# TASK DIRECTIONS
Take the data that sits below and write it out again exactly.

---- SOURCE DATA

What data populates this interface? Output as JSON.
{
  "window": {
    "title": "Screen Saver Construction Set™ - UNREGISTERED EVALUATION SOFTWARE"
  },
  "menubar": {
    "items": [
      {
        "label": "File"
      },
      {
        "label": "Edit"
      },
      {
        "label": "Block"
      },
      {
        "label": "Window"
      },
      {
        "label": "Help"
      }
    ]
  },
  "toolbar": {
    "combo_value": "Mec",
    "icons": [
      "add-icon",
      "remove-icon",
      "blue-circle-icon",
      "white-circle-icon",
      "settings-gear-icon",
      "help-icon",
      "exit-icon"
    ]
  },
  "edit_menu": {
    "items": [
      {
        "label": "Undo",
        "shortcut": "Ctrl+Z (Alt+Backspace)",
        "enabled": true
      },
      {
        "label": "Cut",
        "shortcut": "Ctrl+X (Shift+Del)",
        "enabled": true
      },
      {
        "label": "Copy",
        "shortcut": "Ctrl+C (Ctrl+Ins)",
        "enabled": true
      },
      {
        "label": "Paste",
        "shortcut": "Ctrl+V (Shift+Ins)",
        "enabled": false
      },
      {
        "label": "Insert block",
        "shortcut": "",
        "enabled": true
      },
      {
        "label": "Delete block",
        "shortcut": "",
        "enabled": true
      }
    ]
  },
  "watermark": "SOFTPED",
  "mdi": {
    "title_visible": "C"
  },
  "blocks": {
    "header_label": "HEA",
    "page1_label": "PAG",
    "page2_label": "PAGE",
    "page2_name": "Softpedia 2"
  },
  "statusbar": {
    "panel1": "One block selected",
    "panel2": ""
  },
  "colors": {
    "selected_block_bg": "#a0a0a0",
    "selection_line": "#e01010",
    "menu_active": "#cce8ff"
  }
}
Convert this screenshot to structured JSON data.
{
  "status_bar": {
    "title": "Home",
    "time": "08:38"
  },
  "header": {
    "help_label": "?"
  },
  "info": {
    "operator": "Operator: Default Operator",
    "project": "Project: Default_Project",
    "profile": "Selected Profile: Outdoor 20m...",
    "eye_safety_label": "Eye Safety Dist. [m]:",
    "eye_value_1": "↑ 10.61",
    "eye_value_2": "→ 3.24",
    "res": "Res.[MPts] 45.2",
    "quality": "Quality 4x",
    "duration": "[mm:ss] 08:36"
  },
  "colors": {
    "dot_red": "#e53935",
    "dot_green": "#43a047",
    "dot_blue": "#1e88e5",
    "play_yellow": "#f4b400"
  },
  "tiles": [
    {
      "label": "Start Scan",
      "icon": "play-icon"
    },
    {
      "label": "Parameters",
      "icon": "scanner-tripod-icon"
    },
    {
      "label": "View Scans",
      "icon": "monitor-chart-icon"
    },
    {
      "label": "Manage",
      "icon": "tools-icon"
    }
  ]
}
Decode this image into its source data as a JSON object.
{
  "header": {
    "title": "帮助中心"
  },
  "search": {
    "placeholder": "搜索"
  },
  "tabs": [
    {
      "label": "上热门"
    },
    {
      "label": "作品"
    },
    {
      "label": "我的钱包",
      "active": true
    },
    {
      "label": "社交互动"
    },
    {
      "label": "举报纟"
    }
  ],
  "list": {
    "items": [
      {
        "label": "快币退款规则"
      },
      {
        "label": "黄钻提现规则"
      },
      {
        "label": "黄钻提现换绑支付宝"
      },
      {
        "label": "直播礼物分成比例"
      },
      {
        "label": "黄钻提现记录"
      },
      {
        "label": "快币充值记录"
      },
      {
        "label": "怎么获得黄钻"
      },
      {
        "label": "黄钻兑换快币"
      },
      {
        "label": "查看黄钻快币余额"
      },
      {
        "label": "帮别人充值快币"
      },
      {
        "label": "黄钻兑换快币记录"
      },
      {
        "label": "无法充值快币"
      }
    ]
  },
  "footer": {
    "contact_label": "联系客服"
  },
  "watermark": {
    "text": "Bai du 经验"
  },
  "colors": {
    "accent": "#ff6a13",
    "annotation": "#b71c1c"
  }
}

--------

# TASK RESPONSE
What data populates this interface? Output as JSON.
{
  "window": {
    "title": "Screen Saver Construction Set™ - UNREGISTERED EVALUATION SOFTWARE"
  },
  "menubar": {
    "items": [
      {
        "label": "File"
      },
      {
        "label": "Edit"
      },
      {
        "label": "Block"
      },
      {
        "label": "Window"
      },
      {
        "label": "Help"
      }
    ]
  },
  "toolbar": {
    "combo_value": "Mec",
    "icons": [
      "add-icon",
      "remove-icon",
      "blue-circle-icon",
      "white-circle-icon",
      "settings-gear-icon",
      "help-icon",
      "exit-icon"
    ]
  },
  "edit_menu": {
    "items": [
      {
        "label": "Undo",
        "shortcut": "Ctrl+Z (Alt+Backspace)",
        "enabled": true
      },
      {
        "label": "Cut",
        "shortcut": "Ctrl+X (Shift+Del)",
        "enabled": true
      },
      {
        "label": "Copy",
        "shortcut": "Ctrl+C (Ctrl+Ins)",
        "enabled": true
      },
      {
        "label": "Paste",
        "shortcut": "Ctrl+V (Shift+Ins)",
        "enabled": false
      },
      {
        "label": "Insert block",
        "shortcut": "",
        "enabled": true
      },
      {
        "label": "Delete block",
        "shortcut": "",
        "enabled": true
      }
    ]
  },
  "watermark": "SOFTPED",
  "mdi": {
    "title_visible": "C"
  },
  "blocks": {
    "header_label": "HEA",
    "page1_label": "PAG",
    "page2_label": "PAGE",
    "page2_name": "Softpedia 2"
  },
  "statusbar": {
    "panel1": "One block selected",
    "panel2": ""
  },
  "colors": {
    "selected_block_bg": "#a0a0a0",
    "selection_line": "#e01010",
    "menu_active": "#cce8ff"
  }
}
Convert this screenshot to structured JSON data.
{
  "status_bar": {
    "title": "Home",
    "time": "08:38"
  },
  "header": {
    "help_label": "?"
  },
  "info": {
    "operator": "Operator: Default Operator",
    "project": "Project: Default_Project",
    "profile": "Selected Profile: Outdoor 20m...",
    "eye_safety_label": "Eye Safety Dist. [m]:",
    "eye_value_1": "↑ 10.61",
    "eye_value_2": "→ 3.24",
    "res": "Res.[MPts] 45.2",
    "quality": "Quality 4x",
    "duration": "[mm:ss] 08:36"
  },
  "colors": {
    "dot_red": "#e53935",
    "dot_green": "#43a047",
    "dot_blue": "#1e88e5",
    "play_yellow": "#f4b400"
  },
  "tiles": [
    {
      "label": "Start Scan",
      "icon": "play-icon"
    },
    {
      "label": "Parameters",
      "icon": "scanner-tripod-icon"
    },
    {
      "label": "View Scans",
      "icon": "monitor-chart-icon"
    },
    {
      "label": "Manage",
      "icon": "tools-icon"
    }
  ]
}
Decode this image into its source data as a JSON object.
{
  "header": {
    "title": "帮助中心"
  },
  "search": {
    "placeholder": "搜索"
  },
  "tabs": [
    {
      "label": "上热门"
    },
    {
      "label": "作品"
    },
    {
      "label": "我的钱包",
      "active": true
    },
    {
      "label": "社交互动"
    },
    {
      "label": "举报纟"
    }
  ],
  "list": {
    "items": [
      {
        "label": "快币退款规则"
      },
      {
        "label": "黄钻提现规则"
      },
      {
        "label": "黄钻提现换绑支付宝"
      },
      {
        "label": "直播礼物分成比例"
      },
      {
        "label": "黄钻提现记录"
      },
      {
        "label": "快币充值记录"
      },
      {
        "label": "怎么获得黄钻"
      },
      {
        "label": "黄钻兑换快币"
      },
      {
        "label": "查看黄钻快币余额"
      },
      {
        "label": "帮别人充值快币"
      },
      {
        "label": "黄钻兑换快币记录"
      },
      {
        "label": "无法充值快币"
      }
    ]
  },
  "footer": {
    "contact_label": "联系客服"
  },
  "watermark": {
    "text": "Bai du 经验"
  },
  "colors": {
    "accent": "#ff6a13",
    "annotation": "#b71c1c"
  }
}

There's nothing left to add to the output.